The Trail of Tears The Indian-removal process continued. Inthe federal government drove the Creeks from their land for the last time: 3, of.

Indian chief. Typescripts of newspaper articles (), including biographical items, editorials, speeches, and messages of Oochalata, also known as Charles Thompson, the principal chief of the Cherokee Nation,mostly relating to education, schools, finances, Cherokee Indian lands, and tribal government in general.

Settlers and Intruders on Cherokee Indian Lands - Abstracted from the Records of the Cherokee Agency in Tennessee: Correspondence and Miscellaneous Records. National Archives Microcopy M, RollsTranscribed by Janelle Swearingen The reason for this act was the whites in Georgia, the Carolinas, Tennessee and Alabama desired the lands of the Cherokee.

The military came into the lands of the Cherokee and forced them to move to Oklahoma. This move become known as the "Trail of Tears". During this move many Indians died from disease, the harsh weather, starvation and. It began in and went through two phases before the publication of the book CHEROKEE DNA STUDIES: (Arthur ‘Aud’ Adkins) Grandmother.

She said her name was Sukie and she was a Cherokee Indian. I later found out that ‘Sukie’ was a nickname for Susan. The Berbers are a tribal people whose lands once stretched from Mauritania on. Recommended Reading: The Cherokee Nation: A History. Description: Conley's book, "The Cherokee Nation: A History" is an eminently readable, concise but thoughtful account of the Cherokee people from prehistoric times to the present book is formatted in such a way as to make it an ideal text for high school and college classes.

The book "The Trail of Tears: The Rise and fall of the Cherokee Nation," by John Ehle displays the full history of a Native American democratic state, which is the Cherokee Nation.
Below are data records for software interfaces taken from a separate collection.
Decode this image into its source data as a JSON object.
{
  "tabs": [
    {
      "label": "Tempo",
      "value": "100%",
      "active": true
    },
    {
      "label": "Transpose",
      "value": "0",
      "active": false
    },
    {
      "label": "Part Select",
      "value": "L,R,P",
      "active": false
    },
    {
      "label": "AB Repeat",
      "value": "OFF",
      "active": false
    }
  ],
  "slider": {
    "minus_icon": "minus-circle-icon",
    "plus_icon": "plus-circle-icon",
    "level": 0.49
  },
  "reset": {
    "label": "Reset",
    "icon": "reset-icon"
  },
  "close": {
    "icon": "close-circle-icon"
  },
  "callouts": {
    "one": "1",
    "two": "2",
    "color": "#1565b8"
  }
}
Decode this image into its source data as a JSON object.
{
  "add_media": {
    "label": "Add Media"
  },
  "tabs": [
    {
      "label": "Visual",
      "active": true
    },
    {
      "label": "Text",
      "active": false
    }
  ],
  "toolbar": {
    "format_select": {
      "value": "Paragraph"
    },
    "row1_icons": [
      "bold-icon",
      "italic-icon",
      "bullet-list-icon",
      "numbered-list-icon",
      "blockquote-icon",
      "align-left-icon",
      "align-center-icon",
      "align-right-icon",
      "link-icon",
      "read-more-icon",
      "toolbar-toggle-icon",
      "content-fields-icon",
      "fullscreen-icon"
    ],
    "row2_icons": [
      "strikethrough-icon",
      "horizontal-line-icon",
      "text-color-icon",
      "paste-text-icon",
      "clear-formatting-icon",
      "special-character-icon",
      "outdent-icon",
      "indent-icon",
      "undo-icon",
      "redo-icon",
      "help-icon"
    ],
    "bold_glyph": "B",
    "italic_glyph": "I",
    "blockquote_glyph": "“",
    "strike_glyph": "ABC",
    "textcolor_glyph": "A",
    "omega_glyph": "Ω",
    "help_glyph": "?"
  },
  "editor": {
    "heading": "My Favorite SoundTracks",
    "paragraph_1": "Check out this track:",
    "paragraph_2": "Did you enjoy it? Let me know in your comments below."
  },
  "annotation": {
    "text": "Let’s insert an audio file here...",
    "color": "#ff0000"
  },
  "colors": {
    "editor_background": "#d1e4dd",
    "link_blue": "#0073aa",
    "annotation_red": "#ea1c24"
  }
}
Like the United States, it was born in bloodshed and war, but instead of continuing to last, it grew for only a few years and then was destroyed by President Andrew.

Cherokee is just 52 miles from Asheville via I West to E then U.S. 19 to U.S. in Cherokee (just over an hour's drive) via Maggie Valley. Or you can take the more scenic Blue Ridge Parkway, but this could take three to four hours. A great day trip is to ride the Blue Ridge Parkway to Cherokee and return the faster way via I Cherokee Indians in fiction 7 works Search for books with subject Cherokee (Cherokee Indian) (), Nancy Ward (d.
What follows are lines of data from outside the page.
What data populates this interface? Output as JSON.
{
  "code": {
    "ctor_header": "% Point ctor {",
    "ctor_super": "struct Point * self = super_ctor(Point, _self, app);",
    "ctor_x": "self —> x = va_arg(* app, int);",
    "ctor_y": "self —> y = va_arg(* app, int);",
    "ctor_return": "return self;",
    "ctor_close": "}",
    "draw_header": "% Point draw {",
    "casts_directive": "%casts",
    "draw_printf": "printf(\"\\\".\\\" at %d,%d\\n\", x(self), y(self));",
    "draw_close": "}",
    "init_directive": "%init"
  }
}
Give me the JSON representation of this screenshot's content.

), Sequoyah (?) Times. None found. Prolific Authors. who have written the most books on this subject. Robert J. Conley, 2 books Brooke Taylor, 1 book Peter Roop, 1 book Al Lacy, 1 book Keith Donnelly, 1.

The Cherokees vs. Andrew Jackson Born in to a Scottish trader and a woman of Indian and European heritage, he was only one-eighth Cherokee by blood. right to the lands they occupy.”. The Qualla Boundary is the home of the Eastern Band of the Cherokee Indians. The Eastern Band of Cherokee do not live on a reservation, which is land given to a native American tribe by the federal government.
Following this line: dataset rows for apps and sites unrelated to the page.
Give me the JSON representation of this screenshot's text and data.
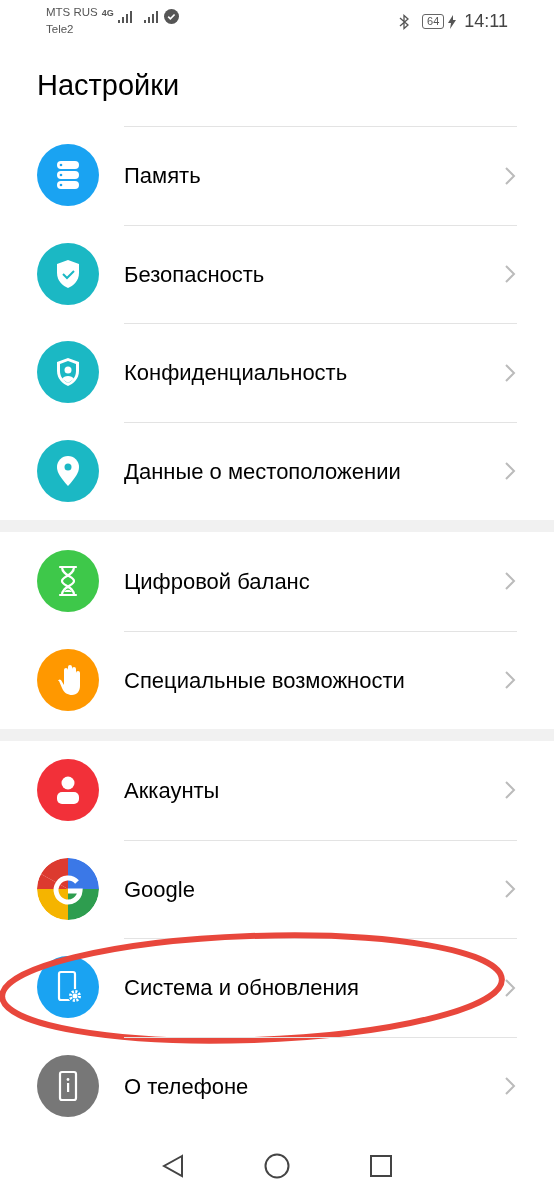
{
  "status_bar": {
    "carriers": [
      "MTS RUS",
      "Tele2"
    ],
    "network": "4G",
    "battery": "64",
    "time": "14:11"
  },
  "title": "Настройки",
  "groups": [
    {
      "items": [
        {
          "label": "Память",
          "kind": "storage",
          "highlighted": false
        },
        {
          "label": "Безопасность",
          "kind": "security",
          "highlighted": false
        },
        {
          "label": "Конфиденциальность",
          "kind": "privacy",
          "highlighted": false
        },
        {
          "label": "Данные о местоположении",
          "kind": "location",
          "highlighted": false
        }
      ]
    },
    {
      "items": [
        {
          "label": "Цифровой баланс",
          "kind": "wellbeing",
          "highlighted": false
        },
        {
          "label": "Специальные возможности",
          "kind": "accessibility",
          "highlighted": false
        }
      ]
    },
    {
      "items": [
        {
          "label": "Аккаунты",
          "kind": "accounts",
          "highlighted": false
        },
        {
          "label": "Google",
          "kind": "google",
          "highlighted": false
        },
        {
          "label": "Система и обновления",
          "kind": "system",
          "highlighted": true
        },
        {
          "label": "О телефоне",
          "kind": "about",
          "highlighted": false
        }
      ]
    }
  ]
}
Instead, in the ’s, the tribal members purcha acres of property. This land, called The Qualla Boundary, is owned by the Eastern Band of the Cherokee and kept in trust by. Off limits to white settlement was a tract of Pdf land in southeast Blount County.

This pdf actually was to fall into the Hiwassee District. Calhoun's Treaty of extinguished all Cherokee claims north of the Hiwassee River which, of course, included any Indian lands that remained north of the Little Tennessee, in Blount County.governing the lands of the Five Civilized Tribes, i.e., the Download pdf, Choctaw, Chicka-saw, Creek and Seminole tribes; 2.

The treaties and statutes governing the lands of the Osage Nation; and 3. The General Allotment Act which applies to all other tribes. The legal basis for the federal government’s control of Indian lands is found in theFile Size: KB.A history of the overwhelming invasion of Cherokee land by ebook of white & black ebook of the United States, one of the most critical problems faced by the Indians in the last third of the 19th century.

"There is much information in this book to appeal to the serious scholar--the history of the sequential erosion of Cherokee sovereignty, information about the commissions, courts.